The thieves also took some of Edgar Degas’ sketches, including: Three Mounted Jockeys. As well as an ancient Chinese beaker from the 12th century BC known as the Gu, and a painting named Chez Tortoni by Édouard Manet. In addition, the robbers took the eagle finial at the top of the flagpole from Napoleon’s First Regiment of Imperial Guard. They attempted to steal the entire flag but it seemed they could not, so they simply made away with the eagle.
Many rooms in the museum have empty frames to signify the stolen art.
As a reminder of the theft, the Dutch Room hold empty frames where the stolen artworks previously were or would’ve been if they were still inside. These frames represent the hope that they may return one day. You can explore these stolen artworks further and take a peek inside the museum here.

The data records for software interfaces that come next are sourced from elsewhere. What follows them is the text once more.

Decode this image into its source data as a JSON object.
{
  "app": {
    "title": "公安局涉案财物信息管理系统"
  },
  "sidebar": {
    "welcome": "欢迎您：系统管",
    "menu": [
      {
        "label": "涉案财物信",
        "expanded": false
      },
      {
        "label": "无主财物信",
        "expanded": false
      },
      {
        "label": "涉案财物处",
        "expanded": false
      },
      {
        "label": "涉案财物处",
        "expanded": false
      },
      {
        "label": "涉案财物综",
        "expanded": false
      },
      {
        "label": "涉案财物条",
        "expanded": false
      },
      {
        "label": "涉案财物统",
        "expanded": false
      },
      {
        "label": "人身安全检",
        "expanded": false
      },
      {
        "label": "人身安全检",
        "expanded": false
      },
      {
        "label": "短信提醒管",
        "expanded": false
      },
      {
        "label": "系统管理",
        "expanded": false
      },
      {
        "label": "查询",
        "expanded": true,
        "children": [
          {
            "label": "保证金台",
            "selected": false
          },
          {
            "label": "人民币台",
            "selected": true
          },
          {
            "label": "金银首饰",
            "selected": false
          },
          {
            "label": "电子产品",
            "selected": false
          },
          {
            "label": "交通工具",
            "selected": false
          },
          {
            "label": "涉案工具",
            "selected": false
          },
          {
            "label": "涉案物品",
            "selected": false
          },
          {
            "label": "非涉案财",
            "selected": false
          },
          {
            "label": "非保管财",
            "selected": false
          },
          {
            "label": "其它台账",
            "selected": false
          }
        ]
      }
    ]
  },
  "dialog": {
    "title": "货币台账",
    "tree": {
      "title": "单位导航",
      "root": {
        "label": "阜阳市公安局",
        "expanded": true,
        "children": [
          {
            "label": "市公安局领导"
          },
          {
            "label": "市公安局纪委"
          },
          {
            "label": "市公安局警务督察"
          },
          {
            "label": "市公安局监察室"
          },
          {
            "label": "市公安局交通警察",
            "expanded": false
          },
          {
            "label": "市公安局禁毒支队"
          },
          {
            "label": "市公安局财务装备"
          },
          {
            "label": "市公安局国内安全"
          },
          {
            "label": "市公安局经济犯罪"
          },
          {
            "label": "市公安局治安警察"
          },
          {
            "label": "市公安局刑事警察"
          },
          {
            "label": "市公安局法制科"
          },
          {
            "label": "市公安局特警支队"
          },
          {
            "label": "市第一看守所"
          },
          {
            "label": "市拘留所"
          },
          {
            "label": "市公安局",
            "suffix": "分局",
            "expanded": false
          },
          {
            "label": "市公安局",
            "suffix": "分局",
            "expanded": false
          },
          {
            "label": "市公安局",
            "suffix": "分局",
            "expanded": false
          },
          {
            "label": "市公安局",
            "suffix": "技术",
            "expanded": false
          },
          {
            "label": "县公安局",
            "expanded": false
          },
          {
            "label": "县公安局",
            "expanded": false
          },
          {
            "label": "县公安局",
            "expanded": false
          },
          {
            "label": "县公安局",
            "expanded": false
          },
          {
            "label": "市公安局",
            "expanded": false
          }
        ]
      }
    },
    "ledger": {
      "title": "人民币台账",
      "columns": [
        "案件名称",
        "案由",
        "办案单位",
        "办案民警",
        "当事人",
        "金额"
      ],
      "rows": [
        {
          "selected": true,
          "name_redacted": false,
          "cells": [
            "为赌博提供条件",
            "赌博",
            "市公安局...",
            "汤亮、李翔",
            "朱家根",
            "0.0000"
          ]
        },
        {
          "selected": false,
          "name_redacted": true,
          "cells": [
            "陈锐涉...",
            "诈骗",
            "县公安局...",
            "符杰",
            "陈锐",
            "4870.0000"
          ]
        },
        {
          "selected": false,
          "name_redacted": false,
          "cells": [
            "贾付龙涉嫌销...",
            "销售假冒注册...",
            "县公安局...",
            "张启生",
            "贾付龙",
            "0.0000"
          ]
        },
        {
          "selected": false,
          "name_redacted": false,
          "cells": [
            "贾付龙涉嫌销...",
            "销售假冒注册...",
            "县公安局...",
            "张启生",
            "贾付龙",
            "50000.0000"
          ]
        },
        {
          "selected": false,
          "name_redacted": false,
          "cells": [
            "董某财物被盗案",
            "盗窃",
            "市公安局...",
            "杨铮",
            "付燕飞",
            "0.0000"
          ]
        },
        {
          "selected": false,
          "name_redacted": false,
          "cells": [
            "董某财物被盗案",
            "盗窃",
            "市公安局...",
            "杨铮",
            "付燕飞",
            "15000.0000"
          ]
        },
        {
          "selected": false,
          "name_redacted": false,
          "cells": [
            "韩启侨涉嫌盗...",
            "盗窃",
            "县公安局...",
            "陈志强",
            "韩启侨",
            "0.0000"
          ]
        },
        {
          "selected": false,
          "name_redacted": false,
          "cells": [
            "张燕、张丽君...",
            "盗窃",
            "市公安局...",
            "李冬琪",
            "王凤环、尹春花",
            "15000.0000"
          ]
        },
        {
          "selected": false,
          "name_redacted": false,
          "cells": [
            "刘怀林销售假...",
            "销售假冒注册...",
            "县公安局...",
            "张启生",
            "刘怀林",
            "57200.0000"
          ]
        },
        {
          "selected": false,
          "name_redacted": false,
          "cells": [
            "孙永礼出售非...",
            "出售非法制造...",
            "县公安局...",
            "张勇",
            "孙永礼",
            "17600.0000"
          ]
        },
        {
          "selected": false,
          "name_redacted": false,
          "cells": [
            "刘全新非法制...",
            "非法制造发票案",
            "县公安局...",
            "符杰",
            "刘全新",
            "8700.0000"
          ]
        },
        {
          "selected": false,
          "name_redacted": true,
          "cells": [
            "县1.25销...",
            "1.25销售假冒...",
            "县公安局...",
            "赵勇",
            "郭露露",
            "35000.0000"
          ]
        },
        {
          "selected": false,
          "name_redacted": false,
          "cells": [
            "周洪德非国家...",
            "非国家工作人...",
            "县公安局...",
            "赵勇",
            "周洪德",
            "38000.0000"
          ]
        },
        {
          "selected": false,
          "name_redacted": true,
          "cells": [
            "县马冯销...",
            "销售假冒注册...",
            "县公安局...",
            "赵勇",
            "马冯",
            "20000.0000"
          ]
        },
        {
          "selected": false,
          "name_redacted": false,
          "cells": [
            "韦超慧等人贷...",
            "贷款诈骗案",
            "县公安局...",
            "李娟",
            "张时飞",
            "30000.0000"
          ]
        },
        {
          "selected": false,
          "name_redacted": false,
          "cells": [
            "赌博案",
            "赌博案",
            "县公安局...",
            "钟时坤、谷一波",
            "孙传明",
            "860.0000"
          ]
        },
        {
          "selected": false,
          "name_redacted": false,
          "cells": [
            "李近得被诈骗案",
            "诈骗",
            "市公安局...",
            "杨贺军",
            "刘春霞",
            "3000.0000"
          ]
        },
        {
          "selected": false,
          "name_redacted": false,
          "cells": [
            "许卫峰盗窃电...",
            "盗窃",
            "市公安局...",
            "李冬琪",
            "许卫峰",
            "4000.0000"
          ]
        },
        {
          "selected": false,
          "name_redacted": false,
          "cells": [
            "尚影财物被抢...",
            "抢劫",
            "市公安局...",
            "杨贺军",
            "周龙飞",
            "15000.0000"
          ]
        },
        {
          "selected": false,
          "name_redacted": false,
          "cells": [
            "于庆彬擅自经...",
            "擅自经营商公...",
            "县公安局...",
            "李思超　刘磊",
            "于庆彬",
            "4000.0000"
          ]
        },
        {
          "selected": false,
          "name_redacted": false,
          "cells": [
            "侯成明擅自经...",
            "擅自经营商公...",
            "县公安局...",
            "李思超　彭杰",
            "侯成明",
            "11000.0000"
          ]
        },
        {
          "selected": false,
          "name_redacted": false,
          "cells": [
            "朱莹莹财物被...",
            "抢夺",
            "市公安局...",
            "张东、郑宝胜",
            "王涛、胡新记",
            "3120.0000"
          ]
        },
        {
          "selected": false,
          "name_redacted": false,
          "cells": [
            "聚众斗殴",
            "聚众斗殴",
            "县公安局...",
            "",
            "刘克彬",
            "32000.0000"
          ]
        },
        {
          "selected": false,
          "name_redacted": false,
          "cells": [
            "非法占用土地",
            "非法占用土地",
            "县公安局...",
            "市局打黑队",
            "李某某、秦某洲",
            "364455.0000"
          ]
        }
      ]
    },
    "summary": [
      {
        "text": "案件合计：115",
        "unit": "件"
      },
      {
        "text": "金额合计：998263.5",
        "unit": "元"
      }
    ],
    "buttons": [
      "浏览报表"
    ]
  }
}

The stolen artworks is valued at a combined USD $500 million today, but one of the most expensive pieces is still there.
All of the art stolen is valued at a whopping USD $500 million, making this the greatest art theft in modern history. What was surprising was the criminals’ decision to leave Titian’s The Rape of Europa, which is considered an incredibly valuable piece within the art community. Hence, it’s shocking that the thieves left it behind. You can see Titian’s painting in person in the Boston museum today.
The case remains unsolved.
Despite efforts from the FBI, the US Attorney’s office, and the museum; this case remains unsolved. The crime occurred 31 years ago but there is little evidence, inadequate knowledge of viable suspects, and lack of leads.
The FBI identified two men, George Reissfelder and Leonard DiMuzio, as possible and highly likely suspects, especially due to their alleged association with the Boston mafia. They matched the police sketches, but died within a year of the crime. Some also suspected insider involvement, particularly invovling the security guard, Rick Abath, who was under the influence on the night of the theft. There were a few infractions prior where he let people into the museum and instances on the night of the robbery when he opened the door prior to the thieves entering the premise. Although authorities cleared him and that he has always claimed innocence, many remain suspicious of Abath’s involvement.
There remains uncertainty regarding where the artwork ended up due to an unclear trail, but investigators have believed them to be hidden in the regions near Connecticut and Philadelphia.